5. Know Your Rifle
Understanding the construction of your rifle will help you decide if it’s suitable for long-distance shooting. If you’re new to the sport, consult with your local gun club or find a group that shares your interest. If you buy new or modify your old weapon, you’ll want to know as much as you can about its design. Think about buying a precision rifle like buying a car – you wouldn’t make the decision on the spur of the moment, and you’d likely want some experience with it first. (Check out our guide on the various types of rifles.)
6. Get Serious About Bullets
Regardless of what type of rifle you’re using, you’re guaranteed to need ammunition that is powerful, accurate, and consistent. In many cases, a simple trip to the gun shop will be enlightening – other long range shooters are typically happy to give pointers. In general, avoid ballistic-tipped ammunition (standard for hunting) and look for ammo cartridges that have a high ballistic coefficient (High BC).
7. Know the Weather
Though few hunters and sports shooters think about it, the wind speed does affect the trajectory of bullets, especially over longer distances. This problem is only made worse by the fact that wind is never constant, and can blow in multiple directions. Expert snipers learn to study the wind and make adjustments, but only practice can help the rest of us.

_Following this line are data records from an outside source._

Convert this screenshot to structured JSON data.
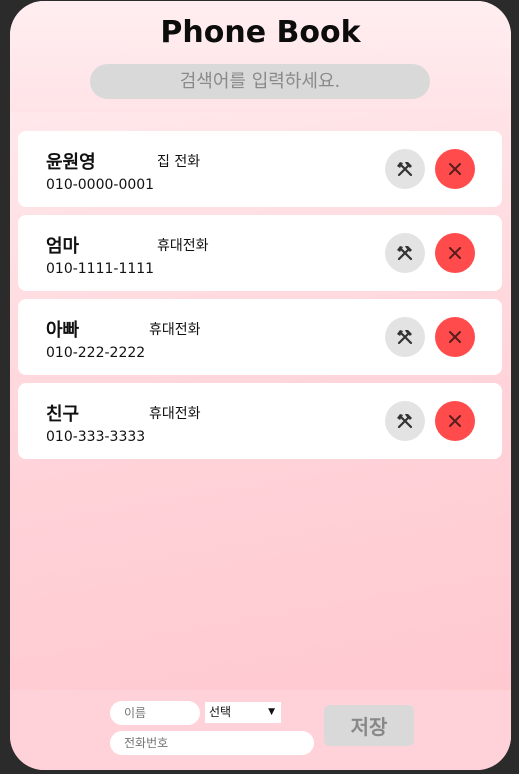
{
  "app": {
    "title": "Phone Book"
  },
  "search": {
    "placeholder": "검색어를 입력하세요."
  },
  "contacts": [
    {
      "name": "윤원영",
      "type": "집 전화",
      "number": "010-0000-0001"
    },
    {
      "name": "엄마",
      "type": "휴대전화",
      "number": "010-1111-1111"
    },
    {
      "name": "아빠",
      "type": "휴대전화",
      "number": "010-222-2222"
    },
    {
      "name": "친구",
      "type": "휴대전화",
      "number": "010-333-3333"
    }
  ],
  "icons": {
    "edit": "hammer-pick-icon",
    "delete": "close-icon"
  },
  "colors": {
    "delete_button": "#ff4b4b",
    "edit_button": "#e3e3e3"
  },
  "form": {
    "name_placeholder": "이름",
    "phone_placeholder": "전화번호",
    "type_selected": "선택",
    "save_label": "저장"
  }
}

8. Follow the Bullet
For those on active duty, the first bullet almost always has to count. Luckily, those who are pursuing long-distance shooting or fun or competition can learn from the first bullet hit and make adjustments. In many cases, this is the best way to learn what nuances affect each subsequent shot.
Long-Distance Shooting in Summary

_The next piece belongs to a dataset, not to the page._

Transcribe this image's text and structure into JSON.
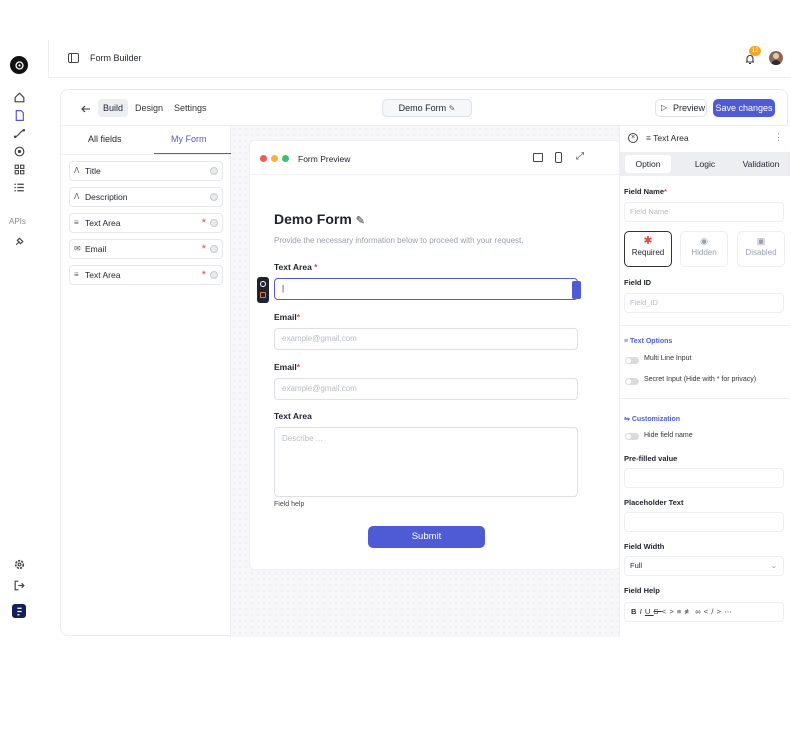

Generally, hitting anything over 200 yards away is going to require a little bit of skill. In the case of long-distance shooting, the shooter has to take a number of factors into account in order to properly make their shot. Such factors include everything from the wind to the bullet weight to the power of the rifle, some of which can change at a moment’s notice.
In the end, repeated trips to the gun range and diligent note-taking are the keys to getting better at this sport. (Check out our picks for the best range bags.)The above tips are just some of the ways that you can get more out of your time at the range, and make faster progress as you pursue the art of long-distance shooting.